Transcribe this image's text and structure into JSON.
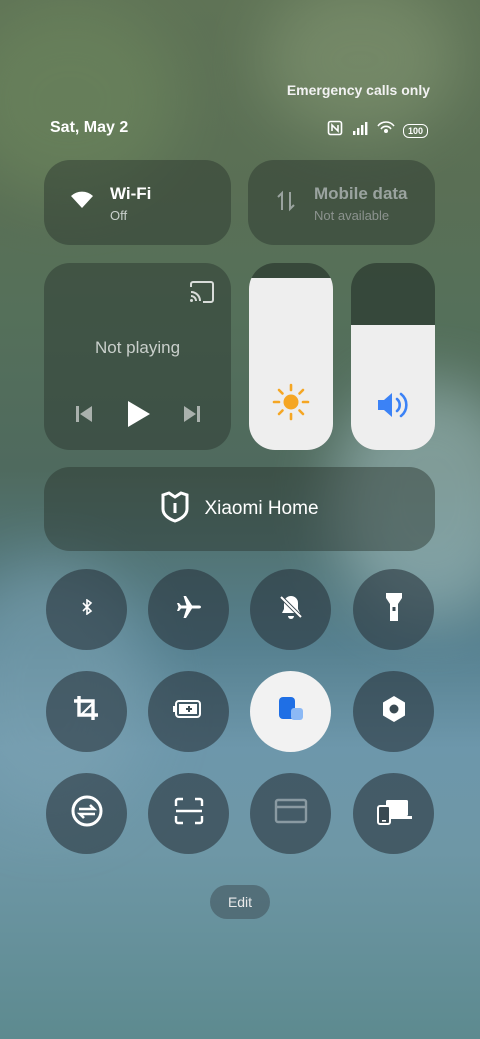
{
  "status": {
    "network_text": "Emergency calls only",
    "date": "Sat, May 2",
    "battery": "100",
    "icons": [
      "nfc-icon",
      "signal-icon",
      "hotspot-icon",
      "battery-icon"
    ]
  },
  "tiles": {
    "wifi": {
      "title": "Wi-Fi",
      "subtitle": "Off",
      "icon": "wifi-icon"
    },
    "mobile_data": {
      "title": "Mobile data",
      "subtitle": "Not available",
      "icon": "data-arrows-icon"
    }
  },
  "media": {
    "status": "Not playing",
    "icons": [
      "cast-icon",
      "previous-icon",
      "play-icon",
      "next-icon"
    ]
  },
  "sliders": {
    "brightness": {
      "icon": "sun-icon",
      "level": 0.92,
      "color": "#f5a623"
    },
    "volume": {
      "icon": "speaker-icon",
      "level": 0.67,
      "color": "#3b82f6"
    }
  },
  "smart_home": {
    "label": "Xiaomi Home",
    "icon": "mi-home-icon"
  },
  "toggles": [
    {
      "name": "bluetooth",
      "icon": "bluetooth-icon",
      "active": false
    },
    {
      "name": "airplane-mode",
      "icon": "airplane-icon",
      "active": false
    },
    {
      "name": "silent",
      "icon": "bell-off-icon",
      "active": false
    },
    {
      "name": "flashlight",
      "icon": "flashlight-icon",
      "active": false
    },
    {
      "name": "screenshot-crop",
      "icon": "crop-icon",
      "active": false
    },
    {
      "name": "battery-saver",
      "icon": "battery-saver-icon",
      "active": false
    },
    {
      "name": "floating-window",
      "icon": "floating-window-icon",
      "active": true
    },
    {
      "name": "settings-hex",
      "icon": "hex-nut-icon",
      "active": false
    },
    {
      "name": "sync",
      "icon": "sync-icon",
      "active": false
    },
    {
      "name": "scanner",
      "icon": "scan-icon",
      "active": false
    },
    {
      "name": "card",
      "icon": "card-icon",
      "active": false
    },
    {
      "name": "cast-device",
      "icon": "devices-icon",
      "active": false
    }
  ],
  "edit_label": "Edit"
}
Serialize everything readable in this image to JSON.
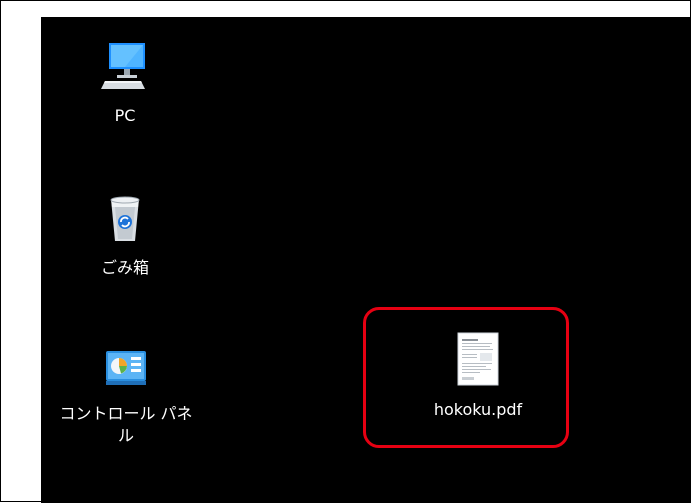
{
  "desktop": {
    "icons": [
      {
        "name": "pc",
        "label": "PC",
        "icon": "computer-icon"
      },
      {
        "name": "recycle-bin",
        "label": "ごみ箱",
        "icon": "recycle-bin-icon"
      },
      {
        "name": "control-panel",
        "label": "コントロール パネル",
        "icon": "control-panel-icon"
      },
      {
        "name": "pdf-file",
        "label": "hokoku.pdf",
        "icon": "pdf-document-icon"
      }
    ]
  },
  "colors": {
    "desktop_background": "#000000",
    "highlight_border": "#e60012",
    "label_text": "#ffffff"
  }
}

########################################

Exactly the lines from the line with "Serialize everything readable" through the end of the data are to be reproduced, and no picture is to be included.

-- PROBLEM SOLUTION --
Serialize everything readable in this image to JSON.
{
  "desktop": {
    "icons": [
      {
        "name": "pc",
        "label": "PC",
        "icon": "computer-icon"
      },
      {
        "name": "recycle-bin",
        "label": "ごみ箱",
        "icon": "recycle-bin-icon"
      },
      {
        "name": "control-panel",
        "label": "コントロール パネル",
        "icon": "control-panel-icon"
      },
      {
        "name": "pdf-file",
        "label": "hokoku.pdf",
        "icon": "pdf-document-icon"
      }
    ]
  },
  "colors": {
    "desktop_background": "#000000",
    "highlight_border": "#e60012",
    "label_text": "#ffffff"
  }
}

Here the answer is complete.